Bottom Line: There are some theoretical studies about the mechanisms of reactions related to these processes on phosphatidylethanolamine surfaces, which hypothesize that cell membrane phospholipids surface environment could enhance some reactions through a catalyst effect.Molecular dynamics simulations performed on phospholipid bilayers models, which include modified phospholipids by these reactions and subsequent reactions that conduct to formation of ALEs and AGEs, have revealed changes in the molecular interactions and biophysical properties of these bilayers as consequence of these reactions.Then, more studies are desirable which could correlate the biophysics of modified phospholipids with metabolism in processes such as aging and diseases such as diabetes, atherosclerosis, and Alzheimer's disease.

View Article: PubMed Central - PubMed

Affiliation: Institut d'Investigació en Ciències de la Salut (IUNICS), Departament de Química, Universitat de les Illes Balears, 07122 Palma de Mallorca, Spain ; Instituto de Investigación Sanitaria de Palma, 07010 Palma, Spain.

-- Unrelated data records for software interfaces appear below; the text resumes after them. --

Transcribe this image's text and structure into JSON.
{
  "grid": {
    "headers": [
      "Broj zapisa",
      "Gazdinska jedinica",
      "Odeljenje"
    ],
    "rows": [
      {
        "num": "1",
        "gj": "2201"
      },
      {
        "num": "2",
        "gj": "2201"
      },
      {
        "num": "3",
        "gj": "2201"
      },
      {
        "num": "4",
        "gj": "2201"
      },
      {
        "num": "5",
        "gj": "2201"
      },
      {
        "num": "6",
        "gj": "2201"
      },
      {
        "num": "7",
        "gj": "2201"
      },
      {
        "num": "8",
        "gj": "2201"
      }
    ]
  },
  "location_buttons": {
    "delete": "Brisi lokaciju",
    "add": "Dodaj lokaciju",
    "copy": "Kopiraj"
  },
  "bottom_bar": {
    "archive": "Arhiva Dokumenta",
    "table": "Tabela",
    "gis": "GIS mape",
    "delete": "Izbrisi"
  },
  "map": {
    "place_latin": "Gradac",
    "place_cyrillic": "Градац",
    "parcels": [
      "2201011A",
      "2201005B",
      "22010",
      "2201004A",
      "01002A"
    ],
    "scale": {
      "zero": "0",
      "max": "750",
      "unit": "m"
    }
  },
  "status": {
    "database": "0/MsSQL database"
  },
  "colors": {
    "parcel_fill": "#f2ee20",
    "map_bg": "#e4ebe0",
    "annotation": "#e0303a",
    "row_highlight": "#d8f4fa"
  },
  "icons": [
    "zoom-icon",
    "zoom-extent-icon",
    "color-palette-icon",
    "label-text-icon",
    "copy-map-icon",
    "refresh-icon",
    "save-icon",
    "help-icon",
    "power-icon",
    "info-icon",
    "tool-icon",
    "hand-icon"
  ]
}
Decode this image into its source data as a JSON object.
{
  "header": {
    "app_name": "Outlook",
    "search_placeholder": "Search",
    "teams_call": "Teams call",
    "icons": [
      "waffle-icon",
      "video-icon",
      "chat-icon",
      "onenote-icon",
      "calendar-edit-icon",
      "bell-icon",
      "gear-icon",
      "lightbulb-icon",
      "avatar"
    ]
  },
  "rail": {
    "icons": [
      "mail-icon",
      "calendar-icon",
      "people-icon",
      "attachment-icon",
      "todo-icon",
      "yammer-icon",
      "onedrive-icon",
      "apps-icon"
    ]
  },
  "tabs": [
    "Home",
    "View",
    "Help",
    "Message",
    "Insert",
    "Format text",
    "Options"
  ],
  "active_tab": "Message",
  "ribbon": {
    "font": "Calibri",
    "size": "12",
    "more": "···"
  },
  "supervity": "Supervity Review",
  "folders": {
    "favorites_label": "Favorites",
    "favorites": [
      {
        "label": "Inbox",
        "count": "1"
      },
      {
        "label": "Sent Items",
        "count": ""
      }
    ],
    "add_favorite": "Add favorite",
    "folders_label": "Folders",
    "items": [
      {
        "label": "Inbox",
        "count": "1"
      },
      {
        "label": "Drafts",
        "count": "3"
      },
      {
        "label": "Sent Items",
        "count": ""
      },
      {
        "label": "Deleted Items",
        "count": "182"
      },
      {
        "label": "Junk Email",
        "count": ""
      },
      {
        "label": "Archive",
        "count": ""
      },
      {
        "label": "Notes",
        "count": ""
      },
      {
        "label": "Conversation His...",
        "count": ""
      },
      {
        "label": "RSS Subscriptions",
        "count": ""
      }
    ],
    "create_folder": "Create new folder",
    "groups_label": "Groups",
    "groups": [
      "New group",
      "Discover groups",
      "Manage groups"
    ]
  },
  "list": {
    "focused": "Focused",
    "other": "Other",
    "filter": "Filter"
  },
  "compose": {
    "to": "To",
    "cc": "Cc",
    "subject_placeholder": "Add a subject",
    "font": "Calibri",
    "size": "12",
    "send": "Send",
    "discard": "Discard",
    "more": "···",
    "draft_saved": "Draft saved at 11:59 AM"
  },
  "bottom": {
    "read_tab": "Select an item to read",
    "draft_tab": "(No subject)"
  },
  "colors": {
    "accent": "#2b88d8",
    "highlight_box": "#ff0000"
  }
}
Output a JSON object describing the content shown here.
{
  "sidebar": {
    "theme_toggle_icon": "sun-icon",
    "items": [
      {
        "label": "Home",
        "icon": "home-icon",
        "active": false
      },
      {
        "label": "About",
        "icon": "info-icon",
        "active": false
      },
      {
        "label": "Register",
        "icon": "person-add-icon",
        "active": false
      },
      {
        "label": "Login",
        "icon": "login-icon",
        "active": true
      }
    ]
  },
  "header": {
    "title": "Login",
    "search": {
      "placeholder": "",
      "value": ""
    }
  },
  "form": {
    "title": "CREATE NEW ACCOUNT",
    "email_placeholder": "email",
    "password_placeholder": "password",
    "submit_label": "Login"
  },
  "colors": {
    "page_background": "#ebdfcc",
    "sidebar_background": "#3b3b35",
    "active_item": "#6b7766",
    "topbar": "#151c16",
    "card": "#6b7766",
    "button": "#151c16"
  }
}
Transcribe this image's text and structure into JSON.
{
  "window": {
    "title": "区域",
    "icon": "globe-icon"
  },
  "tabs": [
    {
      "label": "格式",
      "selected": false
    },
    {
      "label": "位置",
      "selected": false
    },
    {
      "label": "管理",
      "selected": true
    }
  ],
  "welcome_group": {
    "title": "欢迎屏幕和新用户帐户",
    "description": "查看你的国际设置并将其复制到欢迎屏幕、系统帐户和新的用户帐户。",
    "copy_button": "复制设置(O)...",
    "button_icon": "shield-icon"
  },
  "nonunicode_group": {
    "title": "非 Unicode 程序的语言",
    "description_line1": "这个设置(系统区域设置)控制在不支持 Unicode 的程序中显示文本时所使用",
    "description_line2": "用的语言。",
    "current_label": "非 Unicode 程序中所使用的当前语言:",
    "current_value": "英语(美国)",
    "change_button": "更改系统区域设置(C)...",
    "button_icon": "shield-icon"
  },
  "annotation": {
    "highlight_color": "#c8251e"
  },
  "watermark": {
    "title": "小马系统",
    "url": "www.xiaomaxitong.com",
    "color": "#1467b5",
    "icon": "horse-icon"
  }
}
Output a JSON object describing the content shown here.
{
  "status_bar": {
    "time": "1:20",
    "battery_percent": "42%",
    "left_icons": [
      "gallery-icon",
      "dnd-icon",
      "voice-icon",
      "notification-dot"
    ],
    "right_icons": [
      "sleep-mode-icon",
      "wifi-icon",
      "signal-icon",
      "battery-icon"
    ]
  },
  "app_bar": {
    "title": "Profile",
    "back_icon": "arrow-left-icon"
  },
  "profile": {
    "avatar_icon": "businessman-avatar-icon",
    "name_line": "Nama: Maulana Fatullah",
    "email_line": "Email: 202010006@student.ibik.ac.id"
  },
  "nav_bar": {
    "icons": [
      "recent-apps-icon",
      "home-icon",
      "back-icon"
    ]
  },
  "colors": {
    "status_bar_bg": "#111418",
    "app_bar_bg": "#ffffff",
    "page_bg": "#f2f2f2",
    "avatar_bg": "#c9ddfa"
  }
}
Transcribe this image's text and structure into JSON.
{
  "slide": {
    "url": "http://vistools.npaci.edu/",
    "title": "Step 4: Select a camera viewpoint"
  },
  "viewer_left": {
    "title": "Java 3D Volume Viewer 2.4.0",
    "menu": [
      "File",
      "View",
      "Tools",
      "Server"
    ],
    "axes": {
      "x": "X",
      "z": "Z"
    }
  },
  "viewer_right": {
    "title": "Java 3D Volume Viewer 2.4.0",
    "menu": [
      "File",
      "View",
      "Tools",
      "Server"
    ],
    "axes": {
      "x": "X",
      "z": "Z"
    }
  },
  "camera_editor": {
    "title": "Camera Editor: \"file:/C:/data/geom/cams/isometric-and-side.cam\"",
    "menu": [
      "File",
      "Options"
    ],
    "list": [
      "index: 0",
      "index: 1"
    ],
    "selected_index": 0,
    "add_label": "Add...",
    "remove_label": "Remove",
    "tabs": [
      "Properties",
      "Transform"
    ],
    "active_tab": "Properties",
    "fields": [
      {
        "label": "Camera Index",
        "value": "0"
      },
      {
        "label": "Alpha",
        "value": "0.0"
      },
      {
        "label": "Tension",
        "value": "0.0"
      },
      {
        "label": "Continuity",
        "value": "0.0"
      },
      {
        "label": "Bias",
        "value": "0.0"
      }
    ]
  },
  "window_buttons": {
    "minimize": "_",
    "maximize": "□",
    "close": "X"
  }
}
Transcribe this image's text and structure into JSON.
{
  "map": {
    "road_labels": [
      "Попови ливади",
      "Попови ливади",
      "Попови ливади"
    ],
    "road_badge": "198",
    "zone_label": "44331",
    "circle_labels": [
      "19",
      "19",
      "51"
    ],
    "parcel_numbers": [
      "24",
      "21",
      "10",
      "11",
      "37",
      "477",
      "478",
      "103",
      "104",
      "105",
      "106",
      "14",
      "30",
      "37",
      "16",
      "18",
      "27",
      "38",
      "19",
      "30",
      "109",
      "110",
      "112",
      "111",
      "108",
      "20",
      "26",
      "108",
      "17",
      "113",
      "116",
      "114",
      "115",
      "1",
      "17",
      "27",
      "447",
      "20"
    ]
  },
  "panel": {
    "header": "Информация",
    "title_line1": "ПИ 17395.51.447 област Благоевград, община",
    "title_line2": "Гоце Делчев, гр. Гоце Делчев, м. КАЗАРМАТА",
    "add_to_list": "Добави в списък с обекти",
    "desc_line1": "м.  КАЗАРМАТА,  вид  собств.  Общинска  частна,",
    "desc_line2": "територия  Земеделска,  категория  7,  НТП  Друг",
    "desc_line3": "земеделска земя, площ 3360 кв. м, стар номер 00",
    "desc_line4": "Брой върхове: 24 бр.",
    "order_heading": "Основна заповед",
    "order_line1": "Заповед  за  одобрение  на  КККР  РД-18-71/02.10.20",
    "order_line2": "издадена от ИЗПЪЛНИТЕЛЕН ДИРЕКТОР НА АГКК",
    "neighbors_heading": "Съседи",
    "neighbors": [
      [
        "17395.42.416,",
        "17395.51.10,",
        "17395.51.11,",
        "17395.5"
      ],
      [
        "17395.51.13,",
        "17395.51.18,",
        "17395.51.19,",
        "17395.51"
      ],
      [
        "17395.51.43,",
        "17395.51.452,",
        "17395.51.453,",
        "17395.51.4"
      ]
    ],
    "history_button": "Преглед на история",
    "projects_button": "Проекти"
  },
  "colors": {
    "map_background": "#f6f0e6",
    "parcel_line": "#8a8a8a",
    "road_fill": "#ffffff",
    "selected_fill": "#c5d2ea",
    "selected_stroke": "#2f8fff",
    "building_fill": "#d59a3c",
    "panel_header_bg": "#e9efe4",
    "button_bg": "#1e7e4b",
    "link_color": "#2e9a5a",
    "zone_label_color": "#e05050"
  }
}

ABSTRACT
Phospholipids play multiple and essential roles in cells, as components of biological membranes. Although phospholipid bilayers provide the supporting matrix and surface for many enzymatic reactions, their inherent reactivity and possible catalytic role have not been highlighted. As other biomolecules, phospholipids are frequent targets of nonenzymatic modifications by reactive substances including oxidants and glycating agents which conduct to the formation of advanced lipoxidation end products (ALEs) and advanced glycation end products (AGEs). There are some theoretical studies about the mechanisms of reactions related to these processes on phosphatidylethanolamine surfaces, which hypothesize that cell membrane phospholipids surface environment could enhance some reactions through a catalyst effect. On the other hand, the phospholipid bilayers are susceptible to oxidative damage by oxidant agents as reactive oxygen species (ROS). Molecular dynamics simulations performed on phospholipid bilayers models, which include modified phospholipids by these reactions and subsequent reactions that conduct to formation of ALEs and AGEs, have revealed changes in the molecular interactions and biophysical properties of these bilayers as consequence of these reactions. Then, more studies are desirable which could correlate the biophysics of modified phospholipids with metabolism in processes such as aging and diseases such as diabetes, atherosclerosis, and Alzheimer's disease.

No MeSH data available.


Related in: MedlinePlus